* Information given:

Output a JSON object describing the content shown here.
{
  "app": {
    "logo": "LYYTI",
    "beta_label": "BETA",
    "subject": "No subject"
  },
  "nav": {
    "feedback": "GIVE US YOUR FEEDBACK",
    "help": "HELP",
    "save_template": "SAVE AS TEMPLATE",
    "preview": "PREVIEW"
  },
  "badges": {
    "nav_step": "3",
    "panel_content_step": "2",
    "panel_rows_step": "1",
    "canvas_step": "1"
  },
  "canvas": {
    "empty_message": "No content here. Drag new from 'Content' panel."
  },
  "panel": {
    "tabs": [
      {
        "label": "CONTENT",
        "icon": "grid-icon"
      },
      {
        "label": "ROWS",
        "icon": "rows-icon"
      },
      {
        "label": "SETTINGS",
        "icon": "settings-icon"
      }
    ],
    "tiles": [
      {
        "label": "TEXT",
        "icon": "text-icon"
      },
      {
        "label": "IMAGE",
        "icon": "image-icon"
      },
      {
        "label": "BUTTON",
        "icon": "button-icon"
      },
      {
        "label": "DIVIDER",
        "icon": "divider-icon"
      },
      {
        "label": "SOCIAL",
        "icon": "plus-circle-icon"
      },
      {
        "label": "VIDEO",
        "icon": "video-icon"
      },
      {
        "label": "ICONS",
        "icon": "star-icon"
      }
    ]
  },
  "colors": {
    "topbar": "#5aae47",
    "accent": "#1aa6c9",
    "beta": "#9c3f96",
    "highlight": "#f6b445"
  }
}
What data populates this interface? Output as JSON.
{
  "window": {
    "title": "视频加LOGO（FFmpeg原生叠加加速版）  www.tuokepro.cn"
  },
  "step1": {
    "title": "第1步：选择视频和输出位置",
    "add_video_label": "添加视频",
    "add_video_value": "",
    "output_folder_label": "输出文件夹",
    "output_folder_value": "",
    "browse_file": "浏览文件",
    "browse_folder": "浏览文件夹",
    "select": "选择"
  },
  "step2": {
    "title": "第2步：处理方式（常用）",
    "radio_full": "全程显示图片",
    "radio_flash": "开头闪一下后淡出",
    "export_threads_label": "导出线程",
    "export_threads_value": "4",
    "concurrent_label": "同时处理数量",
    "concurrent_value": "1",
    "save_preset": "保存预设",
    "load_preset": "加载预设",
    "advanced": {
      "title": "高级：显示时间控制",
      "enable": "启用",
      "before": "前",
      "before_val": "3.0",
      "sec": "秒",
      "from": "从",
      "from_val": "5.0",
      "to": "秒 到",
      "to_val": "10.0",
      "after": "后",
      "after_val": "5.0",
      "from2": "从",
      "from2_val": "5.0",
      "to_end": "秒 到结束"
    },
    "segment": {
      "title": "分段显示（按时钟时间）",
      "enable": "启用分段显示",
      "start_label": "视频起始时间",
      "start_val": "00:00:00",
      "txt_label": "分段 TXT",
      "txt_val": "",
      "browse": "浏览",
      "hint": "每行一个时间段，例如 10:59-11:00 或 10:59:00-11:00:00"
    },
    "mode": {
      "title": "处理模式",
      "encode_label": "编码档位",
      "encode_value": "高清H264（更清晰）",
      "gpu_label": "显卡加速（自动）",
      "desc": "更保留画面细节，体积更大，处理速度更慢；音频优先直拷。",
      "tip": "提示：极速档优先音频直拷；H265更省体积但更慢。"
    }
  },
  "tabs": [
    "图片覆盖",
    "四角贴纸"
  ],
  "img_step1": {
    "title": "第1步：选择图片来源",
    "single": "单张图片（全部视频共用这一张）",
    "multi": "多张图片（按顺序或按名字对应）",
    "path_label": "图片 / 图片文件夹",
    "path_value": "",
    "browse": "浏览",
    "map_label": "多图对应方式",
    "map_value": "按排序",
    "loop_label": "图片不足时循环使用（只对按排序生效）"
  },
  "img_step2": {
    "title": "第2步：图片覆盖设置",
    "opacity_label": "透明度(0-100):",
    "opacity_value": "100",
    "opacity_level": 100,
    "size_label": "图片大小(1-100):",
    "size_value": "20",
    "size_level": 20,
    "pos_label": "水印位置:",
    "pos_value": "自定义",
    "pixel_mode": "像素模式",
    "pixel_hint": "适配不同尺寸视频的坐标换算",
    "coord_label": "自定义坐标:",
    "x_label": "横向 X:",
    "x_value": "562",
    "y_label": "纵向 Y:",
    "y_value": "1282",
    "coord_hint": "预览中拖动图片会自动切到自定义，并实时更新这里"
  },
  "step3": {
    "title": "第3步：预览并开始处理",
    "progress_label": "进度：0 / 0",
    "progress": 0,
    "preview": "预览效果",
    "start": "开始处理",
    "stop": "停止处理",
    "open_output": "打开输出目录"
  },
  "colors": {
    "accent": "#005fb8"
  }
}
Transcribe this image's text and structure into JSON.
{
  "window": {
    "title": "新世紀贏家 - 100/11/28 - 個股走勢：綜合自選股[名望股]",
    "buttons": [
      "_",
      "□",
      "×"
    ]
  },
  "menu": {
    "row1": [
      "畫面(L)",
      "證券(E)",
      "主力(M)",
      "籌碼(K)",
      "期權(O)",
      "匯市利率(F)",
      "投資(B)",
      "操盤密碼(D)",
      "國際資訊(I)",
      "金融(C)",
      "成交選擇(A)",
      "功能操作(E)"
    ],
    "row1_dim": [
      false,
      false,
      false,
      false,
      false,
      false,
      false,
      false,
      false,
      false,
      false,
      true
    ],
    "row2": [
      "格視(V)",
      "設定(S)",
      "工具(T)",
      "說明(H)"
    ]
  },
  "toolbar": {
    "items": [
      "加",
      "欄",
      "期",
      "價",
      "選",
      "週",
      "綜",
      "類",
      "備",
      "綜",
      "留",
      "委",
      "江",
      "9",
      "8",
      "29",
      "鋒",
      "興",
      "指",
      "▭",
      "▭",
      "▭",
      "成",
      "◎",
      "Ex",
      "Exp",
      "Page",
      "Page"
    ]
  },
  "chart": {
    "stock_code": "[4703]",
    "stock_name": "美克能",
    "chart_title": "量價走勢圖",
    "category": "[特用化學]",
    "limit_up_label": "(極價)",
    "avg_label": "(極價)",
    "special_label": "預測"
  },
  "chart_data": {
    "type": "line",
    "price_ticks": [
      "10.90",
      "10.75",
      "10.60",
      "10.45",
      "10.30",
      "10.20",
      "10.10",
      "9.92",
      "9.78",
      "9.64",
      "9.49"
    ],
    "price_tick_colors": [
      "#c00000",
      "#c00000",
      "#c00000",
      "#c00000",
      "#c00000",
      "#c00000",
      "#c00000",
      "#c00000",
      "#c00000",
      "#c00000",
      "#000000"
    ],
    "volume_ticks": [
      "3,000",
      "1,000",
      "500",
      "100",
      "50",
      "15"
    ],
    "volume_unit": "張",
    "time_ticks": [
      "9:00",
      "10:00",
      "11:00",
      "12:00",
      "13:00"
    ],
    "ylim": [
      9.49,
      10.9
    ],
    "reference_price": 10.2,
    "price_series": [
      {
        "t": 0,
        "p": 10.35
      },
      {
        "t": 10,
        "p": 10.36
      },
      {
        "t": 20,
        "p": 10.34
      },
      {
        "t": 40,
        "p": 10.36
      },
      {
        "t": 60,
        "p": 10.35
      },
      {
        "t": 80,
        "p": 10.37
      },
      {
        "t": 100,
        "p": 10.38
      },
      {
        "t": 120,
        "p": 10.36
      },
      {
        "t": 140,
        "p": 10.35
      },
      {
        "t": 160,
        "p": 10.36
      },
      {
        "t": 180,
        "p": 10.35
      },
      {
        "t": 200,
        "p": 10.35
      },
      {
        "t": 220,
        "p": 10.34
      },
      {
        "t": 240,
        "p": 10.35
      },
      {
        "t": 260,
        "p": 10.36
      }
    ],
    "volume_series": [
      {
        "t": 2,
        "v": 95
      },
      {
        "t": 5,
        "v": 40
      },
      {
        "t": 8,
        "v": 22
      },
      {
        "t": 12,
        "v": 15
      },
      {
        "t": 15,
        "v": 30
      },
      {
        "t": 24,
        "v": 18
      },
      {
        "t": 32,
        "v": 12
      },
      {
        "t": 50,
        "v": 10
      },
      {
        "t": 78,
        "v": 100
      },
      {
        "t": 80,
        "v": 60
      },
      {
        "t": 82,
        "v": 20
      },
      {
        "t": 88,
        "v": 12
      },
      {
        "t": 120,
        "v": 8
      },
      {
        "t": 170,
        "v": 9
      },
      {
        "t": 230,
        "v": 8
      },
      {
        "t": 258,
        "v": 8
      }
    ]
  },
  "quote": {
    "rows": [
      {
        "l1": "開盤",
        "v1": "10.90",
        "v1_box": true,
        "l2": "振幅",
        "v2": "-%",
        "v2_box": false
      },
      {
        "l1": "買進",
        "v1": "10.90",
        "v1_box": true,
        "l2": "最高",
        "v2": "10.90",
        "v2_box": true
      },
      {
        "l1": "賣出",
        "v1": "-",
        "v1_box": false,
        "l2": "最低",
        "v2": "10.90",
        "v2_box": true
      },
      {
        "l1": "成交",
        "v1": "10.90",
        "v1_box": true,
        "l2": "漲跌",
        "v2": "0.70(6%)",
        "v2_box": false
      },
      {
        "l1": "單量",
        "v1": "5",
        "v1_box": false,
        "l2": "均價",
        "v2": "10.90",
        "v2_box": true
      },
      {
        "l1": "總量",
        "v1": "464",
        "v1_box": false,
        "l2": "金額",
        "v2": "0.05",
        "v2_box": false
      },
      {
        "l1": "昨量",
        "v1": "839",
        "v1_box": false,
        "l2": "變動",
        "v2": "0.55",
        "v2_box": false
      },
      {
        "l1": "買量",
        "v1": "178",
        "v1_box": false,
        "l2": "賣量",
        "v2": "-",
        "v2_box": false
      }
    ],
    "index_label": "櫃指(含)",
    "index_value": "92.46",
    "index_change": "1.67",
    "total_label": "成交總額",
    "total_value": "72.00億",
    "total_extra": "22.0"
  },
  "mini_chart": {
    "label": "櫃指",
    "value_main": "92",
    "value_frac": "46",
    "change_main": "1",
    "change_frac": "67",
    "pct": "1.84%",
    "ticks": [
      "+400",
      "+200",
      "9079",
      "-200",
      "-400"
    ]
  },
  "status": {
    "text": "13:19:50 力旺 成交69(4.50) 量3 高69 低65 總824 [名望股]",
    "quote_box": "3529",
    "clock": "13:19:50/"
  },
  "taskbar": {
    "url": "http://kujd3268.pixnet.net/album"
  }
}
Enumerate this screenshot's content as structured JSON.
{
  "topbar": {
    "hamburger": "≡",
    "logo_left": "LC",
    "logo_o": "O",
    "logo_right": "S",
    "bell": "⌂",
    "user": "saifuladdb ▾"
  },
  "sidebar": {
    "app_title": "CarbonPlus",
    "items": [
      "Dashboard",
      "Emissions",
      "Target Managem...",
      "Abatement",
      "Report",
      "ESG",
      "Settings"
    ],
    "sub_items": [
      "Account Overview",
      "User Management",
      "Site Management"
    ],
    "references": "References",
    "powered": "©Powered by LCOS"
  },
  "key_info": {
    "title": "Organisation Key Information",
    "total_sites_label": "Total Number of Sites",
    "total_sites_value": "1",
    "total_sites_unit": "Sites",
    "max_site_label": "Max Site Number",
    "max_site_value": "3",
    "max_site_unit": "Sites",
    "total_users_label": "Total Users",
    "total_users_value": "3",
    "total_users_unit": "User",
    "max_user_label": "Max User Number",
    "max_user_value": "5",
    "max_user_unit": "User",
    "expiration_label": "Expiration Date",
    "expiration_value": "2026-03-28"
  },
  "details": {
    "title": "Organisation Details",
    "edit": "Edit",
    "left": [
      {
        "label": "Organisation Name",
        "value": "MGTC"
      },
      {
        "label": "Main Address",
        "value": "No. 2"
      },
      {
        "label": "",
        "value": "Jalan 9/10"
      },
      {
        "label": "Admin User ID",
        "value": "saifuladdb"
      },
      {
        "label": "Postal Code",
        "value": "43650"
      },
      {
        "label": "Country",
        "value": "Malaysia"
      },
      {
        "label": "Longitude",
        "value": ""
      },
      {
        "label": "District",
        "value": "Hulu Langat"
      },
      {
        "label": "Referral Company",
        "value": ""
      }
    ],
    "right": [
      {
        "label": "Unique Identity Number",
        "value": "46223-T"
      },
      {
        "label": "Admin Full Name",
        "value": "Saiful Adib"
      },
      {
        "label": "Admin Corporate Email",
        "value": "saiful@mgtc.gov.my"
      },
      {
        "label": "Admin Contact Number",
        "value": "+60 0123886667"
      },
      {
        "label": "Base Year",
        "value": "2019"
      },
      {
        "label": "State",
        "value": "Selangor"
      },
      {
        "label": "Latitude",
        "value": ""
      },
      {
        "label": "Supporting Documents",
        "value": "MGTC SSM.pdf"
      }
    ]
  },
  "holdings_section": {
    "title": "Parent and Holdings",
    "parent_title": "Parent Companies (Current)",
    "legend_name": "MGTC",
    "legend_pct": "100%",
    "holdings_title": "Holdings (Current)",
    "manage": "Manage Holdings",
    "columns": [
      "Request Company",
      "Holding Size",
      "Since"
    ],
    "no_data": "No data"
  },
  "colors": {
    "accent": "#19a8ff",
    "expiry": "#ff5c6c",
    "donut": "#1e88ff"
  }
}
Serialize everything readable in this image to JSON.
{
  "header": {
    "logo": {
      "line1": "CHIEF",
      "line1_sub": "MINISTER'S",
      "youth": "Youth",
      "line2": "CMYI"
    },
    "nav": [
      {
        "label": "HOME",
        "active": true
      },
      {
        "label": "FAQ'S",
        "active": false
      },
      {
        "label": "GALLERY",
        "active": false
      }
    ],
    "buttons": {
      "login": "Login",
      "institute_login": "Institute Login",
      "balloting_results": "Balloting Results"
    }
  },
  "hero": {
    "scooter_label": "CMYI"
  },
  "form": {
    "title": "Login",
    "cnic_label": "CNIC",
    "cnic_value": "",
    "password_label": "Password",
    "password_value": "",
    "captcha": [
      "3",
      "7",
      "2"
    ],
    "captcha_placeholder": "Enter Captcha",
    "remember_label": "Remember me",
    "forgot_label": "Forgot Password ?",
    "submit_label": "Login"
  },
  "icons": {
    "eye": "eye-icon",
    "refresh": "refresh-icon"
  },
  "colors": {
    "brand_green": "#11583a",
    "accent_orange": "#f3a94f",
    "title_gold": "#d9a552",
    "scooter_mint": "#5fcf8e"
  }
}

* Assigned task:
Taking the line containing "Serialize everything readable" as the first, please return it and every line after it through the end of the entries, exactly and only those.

* Answer section:
Serialize everything readable in this image to JSON.
{
  "header": {
    "logo": {
      "line1": "CHIEF",
      "line1_sub": "MINISTER'S",
      "youth": "Youth",
      "line2": "CMYI"
    },
    "nav": [
      {
        "label": "HOME",
        "active": true
      },
      {
        "label": "FAQ'S",
        "active": false
      },
      {
        "label": "GALLERY",
        "active": false
      }
    ],
    "buttons": {
      "login": "Login",
      "institute_login": "Institute Login",
      "balloting_results": "Balloting Results"
    }
  },
  "hero": {
    "scooter_label": "CMYI"
  },
  "form": {
    "title": "Login",
    "cnic_label": "CNIC",
    "cnic_value": "",
    "password_label": "Password",
    "password_value": "",
    "captcha": [
      "3",
      "7",
      "2"
    ],
    "captcha_placeholder": "Enter Captcha",
    "remember_label": "Remember me",
    "forgot_label": "Forgot Password ?",
    "submit_label": "Login"
  },
  "icons": {
    "eye": "eye-icon",
    "refresh": "refresh-icon"
  },
  "colors": {
    "brand_green": "#11583a",
    "accent_orange": "#f3a94f",
    "title_gold": "#d9a552",
    "scooter_mint": "#5fcf8e"
  }
}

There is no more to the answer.